Apparently, as our news cyborg Stephen Schenck explained earlier this week, Apple has trouble keeping a lid on insider info these days. Among the iPad and iPhone 5S rumors, talk of a much more affordable iPhone has spread across the Internet for months on end. And according to the increasing number of leaks and rumors, this cheaper model iPhone will be known as the iPhone 5C.
Contrary to our knee-jerk reaction to assume the “C” in the moniker equates to “cheap,” it’s more likely the lettering has more to do with the color options. The purported housing of the 5C has been viewed in several different colors, while rumors point to there being a broad array of color choices at launch.
What will the low-end iPhone model entail? We don’t know for sure – we can only make rough guesses based on the limited information we have. But that’s not the point. The point is: no one cares, because this phone won’t be targeted at people who care what’s inside, but care more about what it looks like, the name, the brand, and the apps and games that come with Apple’s vast ecosystem.
No less, we’re left wondering one thing: will anyone actually care about the iPhone 5C? Does a cheaper model iPhone have a place in this world?
My immediate reaction to the initial rumors was plainly “No.” Here in the States, there is very little reason anyone should want a cheaper iPhone. The new models always start at $199 with a two-year agreement, and $649 no-contract. Either way, the models increase in $100 increments for additional storage. And once the new model comes out, the previous year’s model drops by $100, and the two-year-old iPhone either becomes free or $1 with a two-year agreement.
For all intents and purposes, older models of the iPhone have always served as the low-end models. The specifications, while not all-important, are dated, the device is cheaper, and the experience isn’t all that worse. It’s an affordable and smart way to get an iPhone without breaking the bank.
So where would a cheaper model iPhone fit in?
In the US, it would cannibalize the sales of older model iPhones. Logistically, that could be a bad move for Apple. What would it and, likewise, wireless providers do with all the overstock of old iPhones once the new one and a cheaper model comes out?
But far too often, we Americans forget that the universe does not revolve around us, and that we have a … unique (read: idiotic) way of doing things when it comes to mobile. We’re one of the few markets in the world that relish subsidization. Okay, we tech people don’t, but the general populace does, mainly due to misinformation and … “free” (or cheaper) phones, even if it means their monthly bill is higher.

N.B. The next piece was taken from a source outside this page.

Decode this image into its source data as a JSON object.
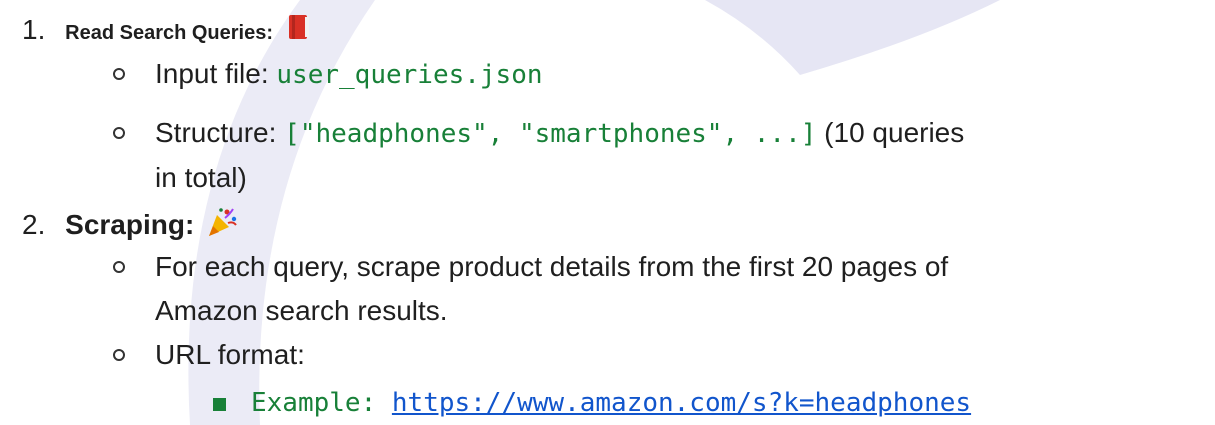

In other areas of the world, a cheaper iPhone likely makes a little more sense. Where the previous iPhone model’s retail value may only drop $100, a brand new model that costs only $300 or $350 (the purported no-contract price) fits perfectly at the lower end of that spectrum.
The latest model iPhone will continue to cost $649; last year’s model will likely continue to drop to $549; the two-year-old model will retail for $449; and assuming the 5C rumors are correct, it could retail for $349. In essence, Apple will be able to capture more sales, especially in emerging markets.

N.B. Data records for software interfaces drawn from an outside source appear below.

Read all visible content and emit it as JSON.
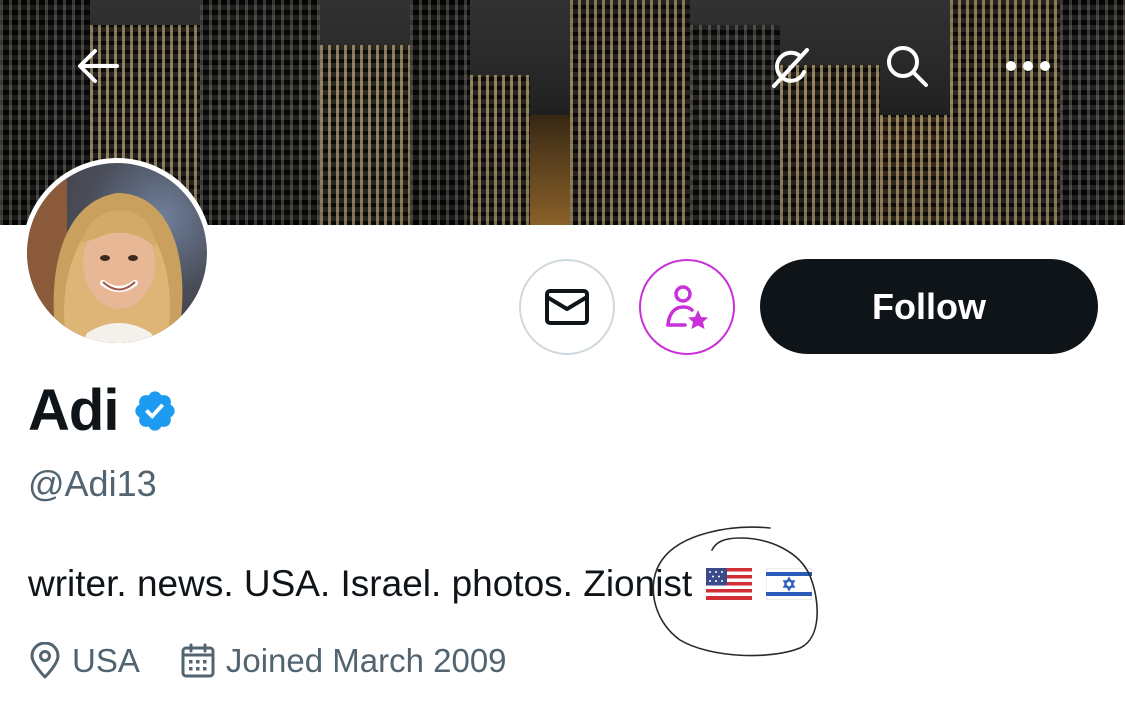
{
  "header": {
    "back_icon": "arrow-left-icon",
    "grok_icon": "grok-icon",
    "search_icon": "search-icon",
    "more_icon": "more-horizontal-icon",
    "banner_image": "night-city-skyline"
  },
  "profile": {
    "display_name": "Adi",
    "verified": true,
    "verified_color": "#1d9bf0",
    "handle": "@Adi13",
    "bio": "writer. news. USA. Israel. photos. Zionist",
    "bio_emojis": [
      "flag-usa-icon",
      "flag-israel-icon"
    ],
    "location": "USA",
    "joined": "Joined March 2009"
  },
  "actions": {
    "message_icon": "envelope-icon",
    "subscribe_icon": "person-star-icon",
    "subscribe_color": "#c930d9",
    "follow_label": "Follow"
  },
  "colors": {
    "text_primary": "#0f1419",
    "text_secondary": "#536471",
    "border": "#cfd9de"
  }
}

But the more I think about the color options and see the chassis of this more affordable iPhone 5C, the more I imagine American teens whipping out green, blue, pink, yellow, red, and other colorful iPhones. Instead of getting their child an iPod Touch for Christmas (or some other holiday), parents will opt for the free iPhone on contract that they can add to their existing plan for $40 per month. And the teens are happy because they get a new iPhone, albeit the cheap model.
With devices like the customizable Moto X – which is also meant to appeal to a younger crowd more interested in the fashion statement associated with a smartphone than what it offers – selling for $199 on-contract, the iPhone 5C would have a nice foothold in the market. In fact, it could (and likely would) undercut all the other cheap Android and Windows Phone smartphones available, despite its impracticality.
Think about it. Will a parent looking for a first smartphone for their child go with a $1 iPhone 5C, HTC First, Windows Phone 8X, or some other comparable, cheap phone? What about the $199 Moto X? I’m willing to bet that nine out of 10 parents, if not more, will opt for the iPhone 5C.
So does the iPhone 5C have a place in this world? Absolutely. Will it matter in the end? Probably. It will be capturing a lively market that it has been practically absent in since the beginning. And more competition in the low-end space will only force the competition to bring the prices down and the quality up. It will ultimately be a win for everyone.